• _Material provided_
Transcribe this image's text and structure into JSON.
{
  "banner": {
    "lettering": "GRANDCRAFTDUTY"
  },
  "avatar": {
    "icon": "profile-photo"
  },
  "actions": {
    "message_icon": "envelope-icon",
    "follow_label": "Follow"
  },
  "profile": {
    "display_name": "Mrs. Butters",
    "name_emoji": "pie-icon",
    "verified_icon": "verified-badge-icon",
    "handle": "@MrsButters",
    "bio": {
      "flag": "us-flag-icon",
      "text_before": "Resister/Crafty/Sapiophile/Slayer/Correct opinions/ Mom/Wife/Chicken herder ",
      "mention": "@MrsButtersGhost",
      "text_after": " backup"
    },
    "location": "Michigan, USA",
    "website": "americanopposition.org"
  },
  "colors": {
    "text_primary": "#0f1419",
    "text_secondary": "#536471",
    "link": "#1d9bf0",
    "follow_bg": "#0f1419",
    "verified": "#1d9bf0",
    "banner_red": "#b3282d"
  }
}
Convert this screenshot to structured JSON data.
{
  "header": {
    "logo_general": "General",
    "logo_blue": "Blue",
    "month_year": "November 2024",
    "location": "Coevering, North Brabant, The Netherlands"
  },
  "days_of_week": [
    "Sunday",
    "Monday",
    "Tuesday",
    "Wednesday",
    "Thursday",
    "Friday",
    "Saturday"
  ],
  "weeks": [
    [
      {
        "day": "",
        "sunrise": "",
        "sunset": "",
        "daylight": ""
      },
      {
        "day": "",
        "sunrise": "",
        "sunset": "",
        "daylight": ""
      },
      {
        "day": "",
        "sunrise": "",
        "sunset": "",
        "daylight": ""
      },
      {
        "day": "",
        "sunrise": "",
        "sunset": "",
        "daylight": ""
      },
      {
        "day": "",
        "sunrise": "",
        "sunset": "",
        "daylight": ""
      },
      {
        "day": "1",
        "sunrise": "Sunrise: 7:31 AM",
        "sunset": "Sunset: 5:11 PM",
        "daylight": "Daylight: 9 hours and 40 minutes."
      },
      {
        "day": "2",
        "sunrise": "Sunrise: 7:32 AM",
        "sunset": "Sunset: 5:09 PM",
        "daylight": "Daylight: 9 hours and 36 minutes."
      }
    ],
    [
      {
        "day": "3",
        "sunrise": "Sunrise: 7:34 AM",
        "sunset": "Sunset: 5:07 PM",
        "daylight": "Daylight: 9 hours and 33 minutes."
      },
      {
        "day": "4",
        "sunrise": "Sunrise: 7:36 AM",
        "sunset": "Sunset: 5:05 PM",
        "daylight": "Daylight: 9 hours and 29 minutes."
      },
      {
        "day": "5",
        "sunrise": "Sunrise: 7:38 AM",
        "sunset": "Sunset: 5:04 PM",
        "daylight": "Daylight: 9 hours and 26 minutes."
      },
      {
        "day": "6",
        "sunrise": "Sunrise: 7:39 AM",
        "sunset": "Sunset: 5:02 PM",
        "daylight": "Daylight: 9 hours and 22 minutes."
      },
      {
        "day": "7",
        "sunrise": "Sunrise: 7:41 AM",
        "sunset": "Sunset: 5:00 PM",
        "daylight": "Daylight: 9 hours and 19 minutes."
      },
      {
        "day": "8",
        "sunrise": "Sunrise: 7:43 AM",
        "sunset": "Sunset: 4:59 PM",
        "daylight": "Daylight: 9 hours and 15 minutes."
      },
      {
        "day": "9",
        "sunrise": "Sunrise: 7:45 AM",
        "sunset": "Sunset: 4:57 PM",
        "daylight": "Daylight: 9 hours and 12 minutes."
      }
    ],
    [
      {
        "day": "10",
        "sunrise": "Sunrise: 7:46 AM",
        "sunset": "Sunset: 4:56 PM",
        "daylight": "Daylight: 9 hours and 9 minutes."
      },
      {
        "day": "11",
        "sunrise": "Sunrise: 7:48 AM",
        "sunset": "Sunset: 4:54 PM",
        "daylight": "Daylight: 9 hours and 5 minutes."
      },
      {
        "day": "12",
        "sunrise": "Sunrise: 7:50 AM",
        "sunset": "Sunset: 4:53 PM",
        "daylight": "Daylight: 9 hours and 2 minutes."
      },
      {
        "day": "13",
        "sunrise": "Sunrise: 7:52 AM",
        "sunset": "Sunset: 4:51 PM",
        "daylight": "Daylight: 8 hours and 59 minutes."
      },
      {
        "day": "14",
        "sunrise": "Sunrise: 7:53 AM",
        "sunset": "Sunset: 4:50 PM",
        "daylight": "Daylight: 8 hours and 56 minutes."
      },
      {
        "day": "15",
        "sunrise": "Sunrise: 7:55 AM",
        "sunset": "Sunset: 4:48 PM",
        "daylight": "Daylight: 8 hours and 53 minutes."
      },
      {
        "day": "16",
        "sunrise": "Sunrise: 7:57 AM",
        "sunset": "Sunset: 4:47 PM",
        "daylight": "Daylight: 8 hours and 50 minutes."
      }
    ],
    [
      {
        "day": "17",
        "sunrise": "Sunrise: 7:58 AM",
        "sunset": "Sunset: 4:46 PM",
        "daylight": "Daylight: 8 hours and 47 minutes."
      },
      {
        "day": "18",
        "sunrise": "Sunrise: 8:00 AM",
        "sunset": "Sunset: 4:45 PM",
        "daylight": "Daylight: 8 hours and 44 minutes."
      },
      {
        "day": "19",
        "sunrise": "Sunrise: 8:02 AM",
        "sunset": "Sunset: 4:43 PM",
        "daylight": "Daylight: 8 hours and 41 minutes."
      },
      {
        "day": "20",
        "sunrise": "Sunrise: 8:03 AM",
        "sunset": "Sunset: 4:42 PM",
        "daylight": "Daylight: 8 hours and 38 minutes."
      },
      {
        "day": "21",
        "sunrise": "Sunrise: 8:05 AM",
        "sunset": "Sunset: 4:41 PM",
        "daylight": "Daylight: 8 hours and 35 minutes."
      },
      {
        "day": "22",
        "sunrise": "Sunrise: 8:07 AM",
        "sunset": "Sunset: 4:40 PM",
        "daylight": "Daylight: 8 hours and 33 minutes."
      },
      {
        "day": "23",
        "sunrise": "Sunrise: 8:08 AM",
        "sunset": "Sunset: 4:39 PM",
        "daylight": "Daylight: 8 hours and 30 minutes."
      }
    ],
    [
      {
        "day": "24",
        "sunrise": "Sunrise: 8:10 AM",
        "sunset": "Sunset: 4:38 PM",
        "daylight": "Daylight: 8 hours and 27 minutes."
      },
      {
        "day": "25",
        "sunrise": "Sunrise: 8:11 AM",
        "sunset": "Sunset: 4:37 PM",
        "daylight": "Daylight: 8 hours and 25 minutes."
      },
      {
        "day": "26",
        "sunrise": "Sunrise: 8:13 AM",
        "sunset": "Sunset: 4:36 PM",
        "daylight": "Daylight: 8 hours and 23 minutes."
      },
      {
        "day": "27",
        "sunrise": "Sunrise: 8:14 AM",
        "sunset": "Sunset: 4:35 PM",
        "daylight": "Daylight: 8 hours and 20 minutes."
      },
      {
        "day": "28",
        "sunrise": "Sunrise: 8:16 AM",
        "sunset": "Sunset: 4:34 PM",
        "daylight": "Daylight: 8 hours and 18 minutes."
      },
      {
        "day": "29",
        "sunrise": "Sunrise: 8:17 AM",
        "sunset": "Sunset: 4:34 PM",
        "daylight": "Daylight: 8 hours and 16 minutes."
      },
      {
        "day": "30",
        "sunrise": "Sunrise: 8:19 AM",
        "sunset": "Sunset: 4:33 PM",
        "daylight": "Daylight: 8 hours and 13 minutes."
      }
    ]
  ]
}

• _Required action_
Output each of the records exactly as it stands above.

• _Solution below_
Transcribe this image's text and structure into JSON.
{
  "banner": {
    "lettering": "GRANDCRAFTDUTY"
  },
  "avatar": {
    "icon": "profile-photo"
  },
  "actions": {
    "message_icon": "envelope-icon",
    "follow_label": "Follow"
  },
  "profile": {
    "display_name": "Mrs. Butters",
    "name_emoji": "pie-icon",
    "verified_icon": "verified-badge-icon",
    "handle": "@MrsButters",
    "bio": {
      "flag": "us-flag-icon",
      "text_before": "Resister/Crafty/Sapiophile/Slayer/Correct opinions/ Mom/Wife/Chicken herder ",
      "mention": "@MrsButtersGhost",
      "text_after": " backup"
    },
    "location": "Michigan, USA",
    "website": "americanopposition.org"
  },
  "colors": {
    "text_primary": "#0f1419",
    "text_secondary": "#536471",
    "link": "#1d9bf0",
    "follow_bg": "#0f1419",
    "verified": "#1d9bf0",
    "banner_red": "#b3282d"
  }
}
Convert this screenshot to structured JSON data.
{
  "header": {
    "logo_general": "General",
    "logo_blue": "Blue",
    "month_year": "November 2024",
    "location": "Coevering, North Brabant, The Netherlands"
  },
  "days_of_week": [
    "Sunday",
    "Monday",
    "Tuesday",
    "Wednesday",
    "Thursday",
    "Friday",
    "Saturday"
  ],
  "weeks": [
    [
      {
        "day": "",
        "sunrise": "",
        "sunset": "",
        "daylight": ""
      },
      {
        "day": "",
        "sunrise": "",
        "sunset": "",
        "daylight": ""
      },
      {
        "day": "",
        "sunrise": "",
        "sunset": "",
        "daylight": ""
      },
      {
        "day": "",
        "sunrise": "",
        "sunset": "",
        "daylight": ""
      },
      {
        "day": "",
        "sunrise": "",
        "sunset": "",
        "daylight": ""
      },
      {
        "day": "1",
        "sunrise": "Sunrise: 7:31 AM",
        "sunset": "Sunset: 5:11 PM",
        "daylight": "Daylight: 9 hours and 40 minutes."
      },
      {
        "day": "2",
        "sunrise": "Sunrise: 7:32 AM",
        "sunset": "Sunset: 5:09 PM",
        "daylight": "Daylight: 9 hours and 36 minutes."
      }
    ],
    [
      {
        "day": "3",
        "sunrise": "Sunrise: 7:34 AM",
        "sunset": "Sunset: 5:07 PM",
        "daylight": "Daylight: 9 hours and 33 minutes."
      },
      {
        "day": "4",
        "sunrise": "Sunrise: 7:36 AM",
        "sunset": "Sunset: 5:05 PM",
        "daylight": "Daylight: 9 hours and 29 minutes."
      },
      {
        "day": "5",
        "sunrise": "Sunrise: 7:38 AM",
        "sunset": "Sunset: 5:04 PM",
        "daylight": "Daylight: 9 hours and 26 minutes."
      },
      {
        "day": "6",
        "sunrise": "Sunrise: 7:39 AM",
        "sunset": "Sunset: 5:02 PM",
        "daylight": "Daylight: 9 hours and 22 minutes."
      },
      {
        "day": "7",
        "sunrise": "Sunrise: 7:41 AM",
        "sunset": "Sunset: 5:00 PM",
        "daylight": "Daylight: 9 hours and 19 minutes."
      },
      {
        "day": "8",
        "sunrise": "Sunrise: 7:43 AM",
        "sunset": "Sunset: 4:59 PM",
        "daylight": "Daylight: 9 hours and 15 minutes."
      },
      {
        "day": "9",
        "sunrise": "Sunrise: 7:45 AM",
        "sunset": "Sunset: 4:57 PM",
        "daylight": "Daylight: 9 hours and 12 minutes."
      }
    ],
    [
      {
        "day": "10",
        "sunrise": "Sunrise: 7:46 AM",
        "sunset": "Sunset: 4:56 PM",
        "daylight": "Daylight: 9 hours and 9 minutes."
      },
      {
        "day": "11",
        "sunrise": "Sunrise: 7:48 AM",
        "sunset": "Sunset: 4:54 PM",
        "daylight": "Daylight: 9 hours and 5 minutes."
      },
      {
        "day": "12",
        "sunrise": "Sunrise: 7:50 AM",
        "sunset": "Sunset: 4:53 PM",
        "daylight": "Daylight: 9 hours and 2 minutes."
      },
      {
        "day": "13",
        "sunrise": "Sunrise: 7:52 AM",
        "sunset": "Sunset: 4:51 PM",
        "daylight": "Daylight: 8 hours and 59 minutes."
      },
      {
        "day": "14",
        "sunrise": "Sunrise: 7:53 AM",
        "sunset": "Sunset: 4:50 PM",
        "daylight": "Daylight: 8 hours and 56 minutes."
      },
      {
        "day": "15",
        "sunrise": "Sunrise: 7:55 AM",
        "sunset": "Sunset: 4:48 PM",
        "daylight": "Daylight: 8 hours and 53 minutes."
      },
      {
        "day": "16",
        "sunrise": "Sunrise: 7:57 AM",
        "sunset": "Sunset: 4:47 PM",
        "daylight": "Daylight: 8 hours and 50 minutes."
      }
    ],
    [
      {
        "day": "17",
        "sunrise": "Sunrise: 7:58 AM",
        "sunset": "Sunset: 4:46 PM",
        "daylight": "Daylight: 8 hours and 47 minutes."
      },
      {
        "day": "18",
        "sunrise": "Sunrise: 8:00 AM",
        "sunset": "Sunset: 4:45 PM",
        "daylight": "Daylight: 8 hours and 44 minutes."
      },
      {
        "day": "19",
        "sunrise": "Sunrise: 8:02 AM",
        "sunset": "Sunset: 4:43 PM",
        "daylight": "Daylight: 8 hours and 41 minutes."
      },
      {
        "day": "20",
        "sunrise": "Sunrise: 8:03 AM",
        "sunset": "Sunset: 4:42 PM",
        "daylight": "Daylight: 8 hours and 38 minutes."
      },
      {
        "day": "21",
        "sunrise": "Sunrise: 8:05 AM",
        "sunset": "Sunset: 4:41 PM",
        "daylight": "Daylight: 8 hours and 35 minutes."
      },
      {
        "day": "22",
        "sunrise": "Sunrise: 8:07 AM",
        "sunset": "Sunset: 4:40 PM",
        "daylight": "Daylight: 8 hours and 33 minutes."
      },
      {
        "day": "23",
        "sunrise": "Sunrise: 8:08 AM",
        "sunset": "Sunset: 4:39 PM",
        "daylight": "Daylight: 8 hours and 30 minutes."
      }
    ],
    [
      {
        "day": "24",
        "sunrise": "Sunrise: 8:10 AM",
        "sunset": "Sunset: 4:38 PM",
        "daylight": "Daylight: 8 hours and 27 minutes."
      },
      {
        "day": "25",
        "sunrise": "Sunrise: 8:11 AM",
        "sunset": "Sunset: 4:37 PM",
        "daylight": "Daylight: 8 hours and 25 minutes."
      },
      {
        "day": "26",
        "sunrise": "Sunrise: 8:13 AM",
        "sunset": "Sunset: 4:36 PM",
        "daylight": "Daylight: 8 hours and 23 minutes."
      },
      {
        "day": "27",
        "sunrise": "Sunrise: 8:14 AM",
        "sunset": "Sunset: 4:35 PM",
        "daylight": "Daylight: 8 hours and 20 minutes."
      },
      {
        "day": "28",
        "sunrise": "Sunrise: 8:16 AM",
        "sunset": "Sunset: 4:34 PM",
        "daylight": "Daylight: 8 hours and 18 minutes."
      },
      {
        "day": "29",
        "sunrise": "Sunrise: 8:17 AM",
        "sunset": "Sunset: 4:34 PM",
        "daylight": "Daylight: 8 hours and 16 minutes."
      },
      {
        "day": "30",
        "sunrise": "Sunrise: 8:19 AM",
        "sunset": "Sunset: 4:33 PM",
        "daylight": "Daylight: 8 hours and 13 minutes."
      }
    ]
  ]
}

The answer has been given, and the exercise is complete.